Diabetic Neuropathic Pain (DNP) is the most common and troublesome complication of diabetes mellitus, leading to the greatest rate of morbidity and mortality, and resulting in a huge economic burden for diabetes care. It is the most common form of neuropathy in the developed countries of the world. In addition, DNP accounts for more hospitalizations than all the other diabetic complications combined, and is responsible for 50 to 75% of non-traumatic amputations.
DNP is a set of clinical syndromes that affect distinct regions of the nervous system, singly or combined. It may be silent and go undetected while exercising its ravages; or it may present with clinical symptoms and signs that, although nonspecific and insidious, also mimic those seen in many other diseases.

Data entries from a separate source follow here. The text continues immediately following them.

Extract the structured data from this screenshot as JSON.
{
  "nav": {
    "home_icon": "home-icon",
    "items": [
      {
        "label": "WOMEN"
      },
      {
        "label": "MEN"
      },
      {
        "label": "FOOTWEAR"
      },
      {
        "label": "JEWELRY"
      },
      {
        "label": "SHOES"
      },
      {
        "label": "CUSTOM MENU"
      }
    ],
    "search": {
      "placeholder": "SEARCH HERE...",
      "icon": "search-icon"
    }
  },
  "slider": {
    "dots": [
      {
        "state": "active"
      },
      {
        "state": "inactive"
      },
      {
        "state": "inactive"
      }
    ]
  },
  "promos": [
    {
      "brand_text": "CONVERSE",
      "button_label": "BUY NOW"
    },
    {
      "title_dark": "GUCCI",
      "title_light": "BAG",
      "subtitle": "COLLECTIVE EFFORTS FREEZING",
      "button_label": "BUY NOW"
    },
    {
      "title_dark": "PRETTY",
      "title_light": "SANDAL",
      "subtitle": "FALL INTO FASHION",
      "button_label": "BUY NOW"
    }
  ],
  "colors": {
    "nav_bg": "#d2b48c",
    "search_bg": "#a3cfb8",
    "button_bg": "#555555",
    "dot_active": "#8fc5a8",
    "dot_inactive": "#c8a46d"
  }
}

DNP is, therefore, diagnosed by exclusion.
6.25 million Americans are disabled due to DNP.
As depicted in Figure 1, the main pathology behind DNP is damage to small unmyelinated fibers.
Figure 2 describes the different classifications of DNP: